Token Choices from Employers Gained’t Repair the Labor Scarcity

Token Offerings from Employers Won’t Fix the Labor Shortage

Employees immediately are displaying discontent with their jobs at unprecedented ranges. In late July, for instance, protesters in St. Louis congregated in an in any other case bustling drive-thru of an area McDonald’s. They had been there to demand the company pay them at the very least $15 per hour — about $5 greater than the present minimal wage in Missouri.

Employee discontent isn’t an issue distinctive to my house state, although. From Charlotte, North Carolina, to Detroit and Houston, staff are happening strike for higher pay, advantages, and dealing situations. And who can blame them?

As many people transitioned to distant work throughout COVID-19, staff in low-wage, low-opportunity jobs like fast-food staff needed to hunker down.

This typically meant pulling longer hours underneath harmful situations with little to no hazard pay or sick go away.

The Hiring Downside

Walkouts aren’t the one difficulty employers are battling, although. As fast-food chains broaden areas to match shopper spending, hiring can’t maintain tempo. “Assist needed” indicators abound, however the restaurant trade was nonetheless 1.2 million staff brief in March.

The web has no scarcity of pro-business pundits blaming the labor scarcity on unemployment advantages. Stimulus funds, they’d such as you to consider, have incentivized individuals to remain house and acquire from the federal government.

Past additional stigmatizing minimum-wage staff, this line of considering is simply plain incorrect.

Missouri, as an illustration, was one of many first states to finish federal assist, but our labor market stays sluggish at greatest. And though 1 / 4 of People earned more cash from unemployment than they might’ve by working — one-third nonetheless struggled to cowl primary bills like meals, housing, and medical providers.

When individuals can’t pay primary dwelling bills — it says much more about American employers than staff.

Performed With Useless-Finish Jobs

The workforce wants a reboot, and it’ll take a critical tradition shift amongst employers. As a substitute, many have turned to token choices like signing bonuses and free iPhones in makes an attempt to lure staff again.

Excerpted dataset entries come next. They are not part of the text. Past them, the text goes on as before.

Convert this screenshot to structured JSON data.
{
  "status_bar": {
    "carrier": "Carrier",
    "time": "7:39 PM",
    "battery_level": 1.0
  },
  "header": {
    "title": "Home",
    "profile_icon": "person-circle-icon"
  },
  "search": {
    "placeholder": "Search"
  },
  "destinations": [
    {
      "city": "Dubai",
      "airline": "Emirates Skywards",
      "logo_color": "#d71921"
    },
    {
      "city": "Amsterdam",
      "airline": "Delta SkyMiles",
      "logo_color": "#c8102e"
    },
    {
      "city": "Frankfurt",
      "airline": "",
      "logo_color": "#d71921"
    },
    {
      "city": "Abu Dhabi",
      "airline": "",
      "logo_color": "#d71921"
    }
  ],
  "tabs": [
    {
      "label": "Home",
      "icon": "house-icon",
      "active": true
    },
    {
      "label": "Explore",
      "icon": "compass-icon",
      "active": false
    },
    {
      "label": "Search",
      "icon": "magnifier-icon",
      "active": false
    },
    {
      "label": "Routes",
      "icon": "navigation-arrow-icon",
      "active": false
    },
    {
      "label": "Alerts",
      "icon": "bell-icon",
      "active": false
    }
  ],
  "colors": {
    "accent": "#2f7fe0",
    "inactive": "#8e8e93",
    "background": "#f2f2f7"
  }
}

However these sorts of options merely gained’t work as a result of the issue extends far past incentivizing staff.

Throughout the pandemic, many individuals realized that doing the identical low-wage, low-skill job daily was now not going to chop it.

The dead-end job has to die for individuals to reenter the job market.

We have to first study the present talent units of American staff after which decide how you can equip them with extra in-demand abilities — one thing staff desperately need. A BCG research discovered that 68% of staff would retrain for a brand new position, however that willingness was nearer to 70% for occupations hit hardest by the pandemic. Most individuals, nonetheless, can’t afford to get a second school diploma or pay 1000’s for a coaching program. That is the place employers can step in.

Upskilling in Apply

Final yr, as an illustration, Amazon introduced it will make investments $700 million to upskill 100,000 staff (about one-third of its workforce). Equally, Comcast created a program to upskill its buyer assist employees into software program builders to fill open roles.

Packages like these are constructed to offer upward mobility, serving to adults transfer from decrease – to center – to higher-skill work. When that blueprint is replicated all through the market, it creates a extra fluid and vibrant workforce. Providing a one-time materials perk like a free cellphone gained’t make an organization a greater place to work — and it definitely gained’t create a self-sustaining expertise pipeline.

Time to Prioritize Upward Mobility

There’s no returning to a pre-pandemic U.S. workforce. Whereas it was as soon as doable to make a dwelling working in a fast-food restaurant, that hasn’t been the case for a while now. In St. Louis, for instance, an MIT evaluation exhibits the dwelling wage for a single, child-free grownup is $14.23 an hour. That quantity doubles with even one little one within the family.

Upward mobility has stalled, and it merely doesn’t exist usually.

It’s no marvel the resignation charge was 2.4% in March. The writing was on the wall earlier than COVID, although: A January 2020 report discovered {that a} lack of profession development was the highest cause individuals had been quitting their jobs — adopted by low pay.

It’s As much as Employers

The hole we see between unemployed People and the rising variety of open jobs tells us that employers aren’t providing staff what they require.

We have to construct a workforce that opens up new alternatives for these simply getting into the market and frequently strikes individuals into higher-skilled jobs — a profession escalator if you’ll.

Employers who constantly and strategically transfer staff alongside a studying path, producing long-term success for them will reap nice advantages for themselves as properly.

Picture Credit score: tim mossholder; unsplash; thanks!

Jeff Mazur

Government Director for LaunchCode

Jeff Mazur is the manager director for LaunchCode, a nonprofit aiming to fill the hole in tech expertise by matching firms with educated people.

Total
0
Shares
Leave a Reply

Your email address will not be published. Required fields are marked *

Related Posts